## EXCERPTED RECORDS
======

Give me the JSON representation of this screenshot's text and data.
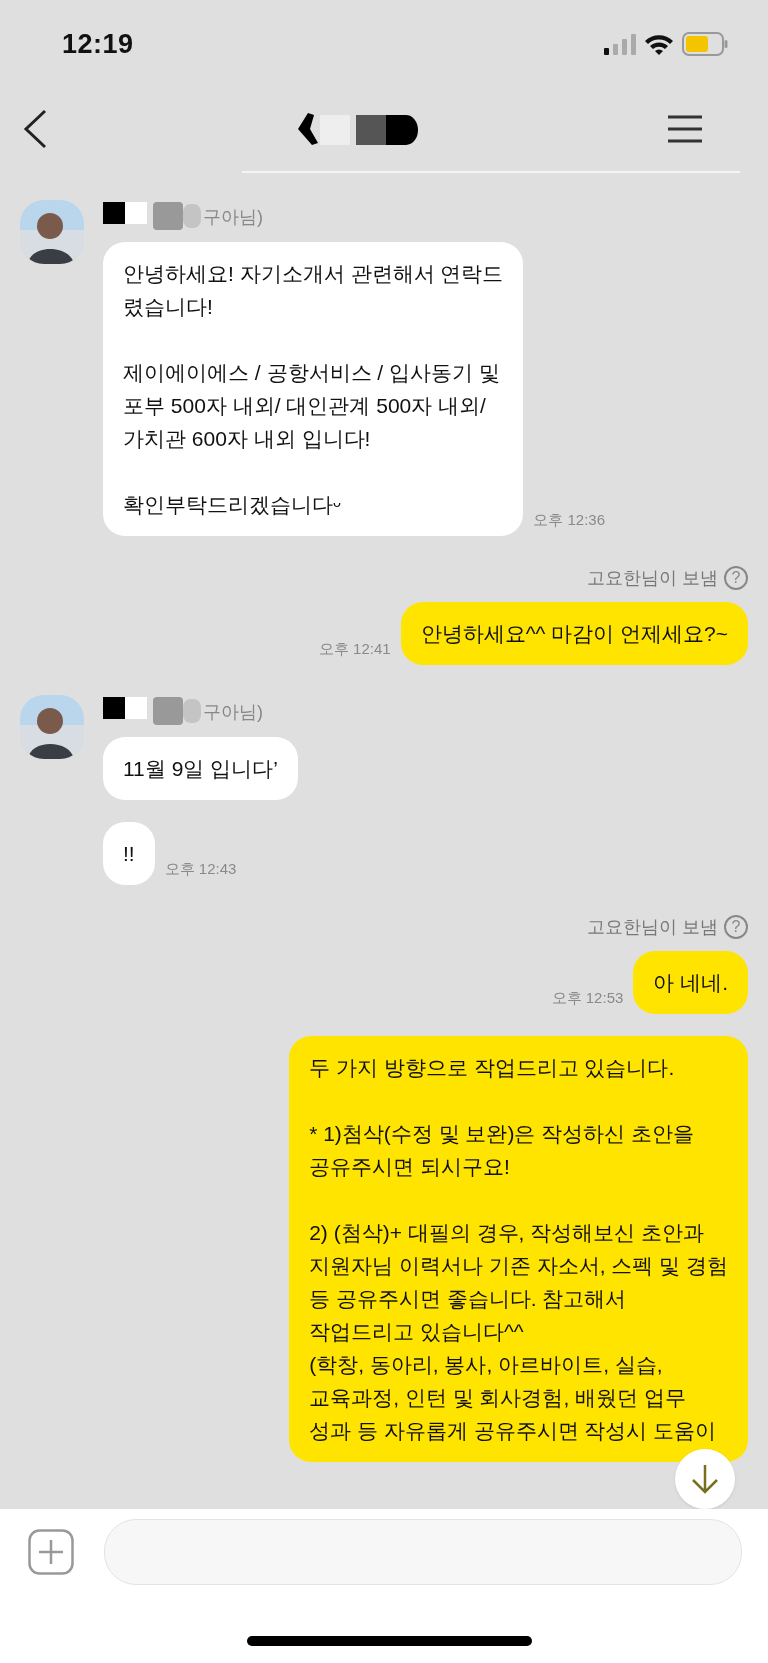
{
  "status_bar": {
    "time": "12:19"
  },
  "messages": [
    {
      "kind": "received",
      "show_profile": true,
      "sender": "구아님)",
      "text": "안녕하세요! 자기소개서 관련해서 연락드\n렸습니다!\n\n제이에이에스 / 공항서비스 / 입사동기 및\n포부 500자 내외/ 대인관계 500자 내외/\n가치관 600자 내외 입니다!\n\n확인부탁드리겠습니다ᵕ",
      "time": "오후 12:36"
    },
    {
      "kind": "sent",
      "sent_label": "고요한님이 보냄",
      "help_mark": "?",
      "text": "안녕하세요^^ 마감이 언제세요?~",
      "time": "오후 12:41"
    },
    {
      "kind": "received",
      "show_profile": true,
      "sender": "구아님)",
      "text": "11월 9일 입니다’"
    },
    {
      "kind": "received",
      "show_profile": false,
      "text": "!!",
      "time": "오후 12:43"
    },
    {
      "kind": "sent",
      "sent_label": "고요한님이 보냄",
      "help_mark": "?",
      "text": "아 네네.",
      "time": "오후 12:53"
    },
    {
      "kind": "sent",
      "text": "두 가지 방향으로 작업드리고 있습니다.\n\n* 1)첨삭(수정 및 보완)은 작성하신 초안을\n공유주시면 되시구요!\n\n2) (첨삭)+ 대필의 경우, 작성해보신 초안과\n지원자님 이력서나 기존 자소서, 스펙 및 경험\n등 공유주시면 좋습니다. 참고해서\n작업드리고 있습니다^^\n(학창, 동아리, 봉사, 아르바이트, 실습,\n교육과정, 인턴 및 회사경험, 배웠던 업무\n성과 등 자유롭게 공유주시면 작성시 도움이"
    }
  ]
}
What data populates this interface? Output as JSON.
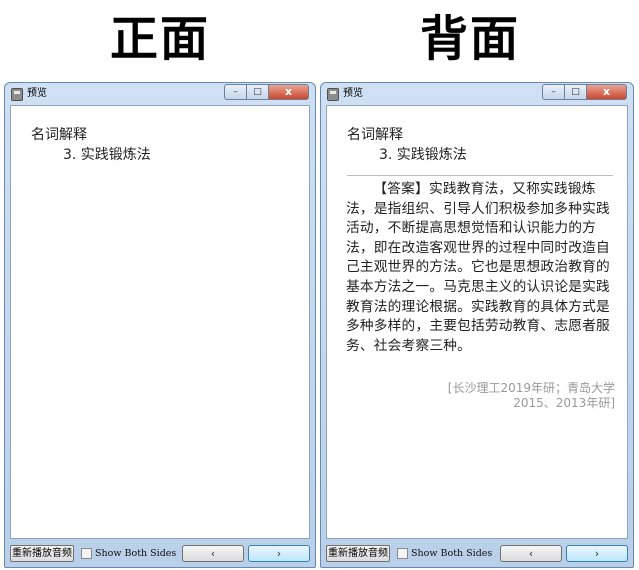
{
  "headings": {
    "front": "正面",
    "back": "背面"
  },
  "front_window": {
    "title": "预览",
    "card": {
      "question_title": "名词解释",
      "question_item": "3. 实践锻炼法"
    },
    "bottom": {
      "replay_label": "重新播放音频",
      "show_both_label": "Show Both Sides",
      "show_both_checked": false,
      "prev_label": "‹",
      "next_label": "›"
    }
  },
  "back_window": {
    "title": "预览",
    "card": {
      "question_title": "名词解释",
      "question_item": "3. 实践锻炼法",
      "answer": "【答案】实践教育法，又称实践锻炼法，是指组织、引导人们积极参加多种实践活动，不断提高思想觉悟和认识能力的方法，即在改造客观世界的过程中同时改造自己主观世界的方法。它也是思想政治教育的基本方法之一。马克思主义的认识论是实践教育法的理论根据。实践教育的具体方式是多种多样的，主要包括劳动教育、志愿者服务、社会考察三种。",
      "source_line1": "[长沙理工2019年研；青岛大学",
      "source_line2": "2015、2013年研]"
    },
    "bottom": {
      "replay_label": "重新播放音频",
      "show_both_label": "Show Both Sides",
      "show_both_checked": false,
      "prev_label": "‹",
      "next_label": "›"
    }
  },
  "window_controls": {
    "minimize": "–",
    "maximize": "□",
    "close": "x"
  },
  "icons": {
    "app": "app-icon",
    "minimize": "minimize-icon",
    "maximize": "maximize-icon",
    "close": "close-icon"
  }
}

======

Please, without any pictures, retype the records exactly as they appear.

## SOLUTION BELOW
Give me the JSON representation of this screenshot's text and data.
{
  "status_bar": {
    "time": "12:19"
  },
  "messages": [
    {
      "kind": "received",
      "show_profile": true,
      "sender": "구아님)",
      "text": "안녕하세요! 자기소개서 관련해서 연락드\n렸습니다!\n\n제이에이에스 / 공항서비스 / 입사동기 및\n포부 500자 내외/ 대인관계 500자 내외/\n가치관 600자 내외 입니다!\n\n확인부탁드리겠습니다ᵕ",
      "time": "오후 12:36"
    },
    {
      "kind": "sent",
      "sent_label": "고요한님이 보냄",
      "help_mark": "?",
      "text": "안녕하세요^^ 마감이 언제세요?~",
      "time": "오후 12:41"
    },
    {
      "kind": "received",
      "show_profile": true,
      "sender": "구아님)",
      "text": "11월 9일 입니다’"
    },
    {
      "kind": "received",
      "show_profile": false,
      "text": "!!",
      "time": "오후 12:43"
    },
    {
      "kind": "sent",
      "sent_label": "고요한님이 보냄",
      "help_mark": "?",
      "text": "아 네네.",
      "time": "오후 12:53"
    },
    {
      "kind": "sent",
      "text": "두 가지 방향으로 작업드리고 있습니다.\n\n* 1)첨삭(수정 및 보완)은 작성하신 초안을\n공유주시면 되시구요!\n\n2) (첨삭)+ 대필의 경우, 작성해보신 초안과\n지원자님 이력서나 기존 자소서, 스펙 및 경험\n등 공유주시면 좋습니다. 참고해서\n작업드리고 있습니다^^\n(학창, 동아리, 봉사, 아르바이트, 실습,\n교육과정, 인턴 및 회사경험, 배웠던 업무\n성과 등 자유롭게 공유주시면 작성시 도움이"
    }
  ]
}
What data populates this interface? Output as JSON.
{
  "headings": {
    "front": "正面",
    "back": "背面"
  },
  "front_window": {
    "title": "预览",
    "card": {
      "question_title": "名词解释",
      "question_item": "3. 实践锻炼法"
    },
    "bottom": {
      "replay_label": "重新播放音频",
      "show_both_label": "Show Both Sides",
      "show_both_checked": false,
      "prev_label": "‹",
      "next_label": "›"
    }
  },
  "back_window": {
    "title": "预览",
    "card": {
      "question_title": "名词解释",
      "question_item": "3. 实践锻炼法",
      "answer": "【答案】实践教育法，又称实践锻炼法，是指组织、引导人们积极参加多种实践活动，不断提高思想觉悟和认识能力的方法，即在改造客观世界的过程中同时改造自己主观世界的方法。它也是思想政治教育的基本方法之一。马克思主义的认识论是实践教育法的理论根据。实践教育的具体方式是多种多样的，主要包括劳动教育、志愿者服务、社会考察三种。",
      "source_line1": "[长沙理工2019年研；青岛大学",
      "source_line2": "2015、2013年研]"
    },
    "bottom": {
      "replay_label": "重新播放音频",
      "show_both_label": "Show Both Sides",
      "show_both_checked": false,
      "prev_label": "‹",
      "next_label": "›"
    }
  },
  "window_controls": {
    "minimize": "–",
    "maximize": "□",
    "close": "x"
  },
  "icons": {
    "app": "app-icon",
    "minimize": "minimize-icon",
    "maximize": "maximize-icon",
    "close": "close-icon"
  }
}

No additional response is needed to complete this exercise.